Interface dataset entries:

________________________________________

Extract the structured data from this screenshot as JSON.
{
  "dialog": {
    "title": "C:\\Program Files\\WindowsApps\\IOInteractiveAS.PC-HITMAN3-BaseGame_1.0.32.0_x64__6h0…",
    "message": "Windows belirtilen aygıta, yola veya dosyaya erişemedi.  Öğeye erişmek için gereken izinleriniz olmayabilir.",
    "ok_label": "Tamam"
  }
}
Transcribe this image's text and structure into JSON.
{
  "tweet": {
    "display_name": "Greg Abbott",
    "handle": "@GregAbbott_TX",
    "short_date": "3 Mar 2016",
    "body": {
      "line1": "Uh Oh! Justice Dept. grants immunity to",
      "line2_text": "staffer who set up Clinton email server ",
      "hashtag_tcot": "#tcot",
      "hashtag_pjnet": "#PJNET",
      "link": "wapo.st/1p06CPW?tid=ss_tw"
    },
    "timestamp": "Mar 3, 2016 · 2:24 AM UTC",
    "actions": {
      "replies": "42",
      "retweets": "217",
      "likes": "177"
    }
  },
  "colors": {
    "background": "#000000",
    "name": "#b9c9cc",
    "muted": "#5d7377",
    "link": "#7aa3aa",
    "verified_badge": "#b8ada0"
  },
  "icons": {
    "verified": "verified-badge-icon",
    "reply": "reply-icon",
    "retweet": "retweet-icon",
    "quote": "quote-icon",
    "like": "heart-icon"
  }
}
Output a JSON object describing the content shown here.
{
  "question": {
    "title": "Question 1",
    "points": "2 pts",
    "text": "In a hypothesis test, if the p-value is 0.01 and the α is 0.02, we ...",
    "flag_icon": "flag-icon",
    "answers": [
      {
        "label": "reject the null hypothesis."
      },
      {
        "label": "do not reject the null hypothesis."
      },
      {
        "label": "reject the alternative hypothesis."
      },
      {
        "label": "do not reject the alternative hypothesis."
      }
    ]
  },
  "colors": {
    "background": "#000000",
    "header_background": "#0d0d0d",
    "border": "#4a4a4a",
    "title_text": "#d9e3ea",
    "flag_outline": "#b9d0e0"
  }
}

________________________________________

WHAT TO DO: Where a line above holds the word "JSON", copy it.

OUTPUT BELOW:
Extract the structured data from this screenshot as JSON.
Transcribe this image's text and structure into JSON.
Output a JSON object describing the content shown here.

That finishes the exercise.